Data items
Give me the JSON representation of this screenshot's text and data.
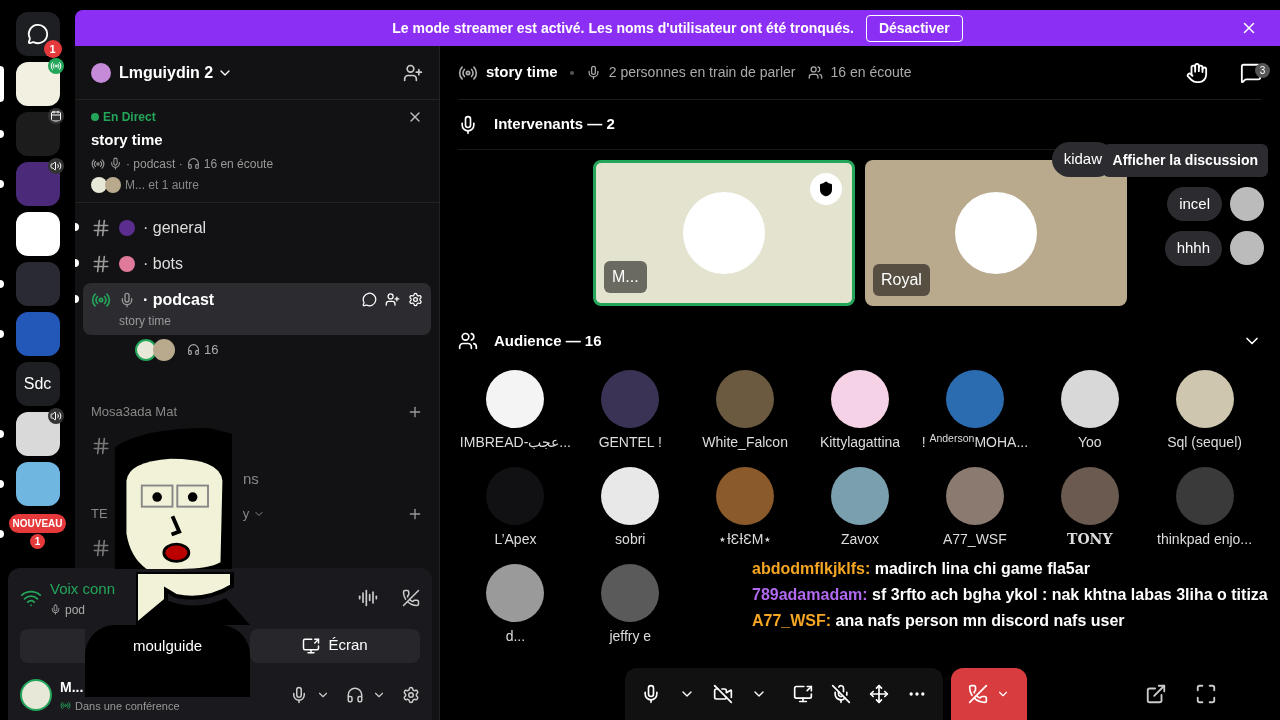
{
  "rail": [
    {
      "kind": "logo",
      "badge": "1",
      "selected": false,
      "unread": false
    },
    {
      "kind": "avatar",
      "color": "#f2f0e0",
      "selected": true,
      "unread": false,
      "in_stage": true
    },
    {
      "kind": "avatar",
      "color": "#1c1c1c",
      "selected": false,
      "unread": true,
      "has_event": true
    },
    {
      "kind": "avatar",
      "color": "#4b2a7a",
      "selected": false,
      "unread": true,
      "in_voice": true
    },
    {
      "kind": "avatar",
      "color": "#ffffff",
      "selected": false,
      "unread": false
    },
    {
      "kind": "avatar",
      "color": "#2a2a33",
      "selected": false,
      "unread": true
    },
    {
      "kind": "avatar",
      "color": "#2458b8",
      "selected": false,
      "unread": true
    },
    {
      "kind": "text",
      "label": "Sdc",
      "selected": false,
      "unread": false
    },
    {
      "kind": "avatar",
      "color": "#d9d9d9",
      "selected": false,
      "unread": true,
      "in_voice": true
    },
    {
      "kind": "avatar",
      "color": "#6fb6e0",
      "selected": false,
      "unread": true
    },
    {
      "kind": "new",
      "label": "NOUVEAU",
      "badge": "1",
      "selected": false,
      "unread": true
    }
  ],
  "banner": {
    "text": "Le mode streamer est activé. Les noms d'utilisateur ont été tronqués.",
    "button": "Désactiver"
  },
  "sidebar": {
    "server_name": "Lmguiydin 2",
    "live": {
      "status": "En Direct",
      "title": "story time",
      "channel": "· podcast ·",
      "listeners": "16 en écoute",
      "participants": "M... et 1 autre"
    },
    "channels": [
      {
        "kind": "text",
        "name": "· general",
        "color": "#5b2d8e",
        "selected": false,
        "unread": true
      },
      {
        "kind": "text",
        "name": "· bots",
        "color": "#e07a9a",
        "selected": false,
        "unread": true
      },
      {
        "kind": "stage",
        "name": "· podcast",
        "subtitle": "story time",
        "selected": true,
        "unread": true,
        "listeners": "16"
      }
    ],
    "more": [
      {
        "kind": "category",
        "name": "Mosa3ada Mat"
      },
      {
        "kind": "channel"
      },
      {
        "kind": "channel",
        "name": "ns"
      },
      {
        "kind": "category",
        "name": "TE",
        "trail": "y"
      },
      {
        "kind": "channel"
      }
    ],
    "voice": {
      "status": "Voix conn",
      "channel": "pod",
      "screen": "Écran"
    },
    "user": {
      "name": "M...",
      "status": "Dans une conférence"
    }
  },
  "overlay": {
    "label": "moulguide"
  },
  "stage": {
    "title": "story time",
    "speakers": "2 personnes en train de parler",
    "listeners": "16 en écoute",
    "chat_badge": "3",
    "tooltip": "Afficher la discussion",
    "speakers_title": "Intervenants — 2",
    "speaker_cards": [
      {
        "name": "M...",
        "speaking": true,
        "moderator": true,
        "color": "#e3e3d0"
      },
      {
        "name": "Royal",
        "speaking": false,
        "moderator": false,
        "color": "#b9aa8d"
      }
    ],
    "pills": [
      {
        "name": "kidaw",
        "avatar": false
      },
      {
        "name": "incel",
        "avatar": true
      },
      {
        "name": "hhhh",
        "avatar": true
      }
    ],
    "audience_title": "Audience — 16",
    "audience_expanded": true,
    "audience": [
      "IMBREAD-عجب...",
      "GENTEL !",
      "White_Falcon",
      "Kittylagattina",
      "! $^{Anderson}$MOHA...",
      "Yoo",
      "Sql (sequel)",
      "L’Apex",
      "sobri",
      "⋆ƗƐƗƐM⋆",
      "Zavox",
      "A77_WSF",
      "TONY",
      "thinkpad enjo...",
      "d...",
      "jeffry e"
    ]
  },
  "chat": [
    {
      "user": "abdodmflkjklfs:",
      "color": "#f5a623",
      "text": "madirch lina chi game fla5ar"
    },
    {
      "user": "789adamadam:",
      "color": "#b069f0",
      "text": "sf 3rfto ach bgha ykol : nak khtna labas 3liha o titiza"
    },
    {
      "user": "A77_WSF:",
      "color": "#f5a623",
      "text": "ana nafs person mn discord nafs user"
    }
  ]
}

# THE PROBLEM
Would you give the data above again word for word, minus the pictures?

# TASK RESPONSE
Give me the JSON representation of this screenshot's text and data.
{
  "rail": [
    {
      "kind": "logo",
      "badge": "1",
      "selected": false,
      "unread": false
    },
    {
      "kind": "avatar",
      "color": "#f2f0e0",
      "selected": true,
      "unread": false,
      "in_stage": true
    },
    {
      "kind": "avatar",
      "color": "#1c1c1c",
      "selected": false,
      "unread": true,
      "has_event": true
    },
    {
      "kind": "avatar",
      "color": "#4b2a7a",
      "selected": false,
      "unread": true,
      "in_voice": true
    },
    {
      "kind": "avatar",
      "color": "#ffffff",
      "selected": false,
      "unread": false
    },
    {
      "kind": "avatar",
      "color": "#2a2a33",
      "selected": false,
      "unread": true
    },
    {
      "kind": "avatar",
      "color": "#2458b8",
      "selected": false,
      "unread": true
    },
    {
      "kind": "text",
      "label": "Sdc",
      "selected": false,
      "unread": false
    },
    {
      "kind": "avatar",
      "color": "#d9d9d9",
      "selected": false,
      "unread": true,
      "in_voice": true
    },
    {
      "kind": "avatar",
      "color": "#6fb6e0",
      "selected": false,
      "unread": true
    },
    {
      "kind": "new",
      "label": "NOUVEAU",
      "badge": "1",
      "selected": false,
      "unread": true
    }
  ],
  "banner": {
    "text": "Le mode streamer est activé. Les noms d'utilisateur ont été tronqués.",
    "button": "Désactiver"
  },
  "sidebar": {
    "server_name": "Lmguiydin 2",
    "live": {
      "status": "En Direct",
      "title": "story time",
      "channel": "· podcast ·",
      "listeners": "16 en écoute",
      "participants": "M... et 1 autre"
    },
    "channels": [
      {
        "kind": "text",
        "name": "· general",
        "color": "#5b2d8e",
        "selected": false,
        "unread": true
      },
      {
        "kind": "text",
        "name": "· bots",
        "color": "#e07a9a",
        "selected": false,
        "unread": true
      },
      {
        "kind": "stage",
        "name": "· podcast",
        "subtitle": "story time",
        "selected": true,
        "unread": true,
        "listeners": "16"
      }
    ],
    "more": [
      {
        "kind": "category",
        "name": "Mosa3ada Mat"
      },
      {
        "kind": "channel"
      },
      {
        "kind": "channel",
        "name": "ns"
      },
      {
        "kind": "category",
        "name": "TE",
        "trail": "y"
      },
      {
        "kind": "channel"
      }
    ],
    "voice": {
      "status": "Voix conn",
      "channel": "pod",
      "screen": "Écran"
    },
    "user": {
      "name": "M...",
      "status": "Dans une conférence"
    }
  },
  "overlay": {
    "label": "moulguide"
  },
  "stage": {
    "title": "story time",
    "speakers": "2 personnes en train de parler",
    "listeners": "16 en écoute",
    "chat_badge": "3",
    "tooltip": "Afficher la discussion",
    "speakers_title": "Intervenants — 2",
    "speaker_cards": [
      {
        "name": "M...",
        "speaking": true,
        "moderator": true,
        "color": "#e3e3d0"
      },
      {
        "name": "Royal",
        "speaking": false,
        "moderator": false,
        "color": "#b9aa8d"
      }
    ],
    "pills": [
      {
        "name": "kidaw",
        "avatar": false
      },
      {
        "name": "incel",
        "avatar": true
      },
      {
        "name": "hhhh",
        "avatar": true
      }
    ],
    "audience_title": "Audience — 16",
    "audience_expanded": true,
    "audience": [
      "IMBREAD-عجب...",
      "GENTEL !",
      "White_Falcon",
      "Kittylagattina",
      "! $^{Anderson}$MOHA...",
      "Yoo",
      "Sql (sequel)",
      "L’Apex",
      "sobri",
      "⋆ƗƐƗƐM⋆",
      "Zavox",
      "A77_WSF",
      "TONY",
      "thinkpad enjo...",
      "d...",
      "jeffry e"
    ]
  },
  "chat": [
    {
      "user": "abdodmflkjklfs:",
      "color": "#f5a623",
      "text": "madirch lina chi game fla5ar"
    },
    {
      "user": "789adamadam:",
      "color": "#b069f0",
      "text": "sf 3rfto ach bgha ykol : nak khtna labas 3liha o titiza"
    },
    {
      "user": "A77_WSF:",
      "color": "#f5a623",
      "text": "ana nafs person mn discord nafs user"
    }
  ]
}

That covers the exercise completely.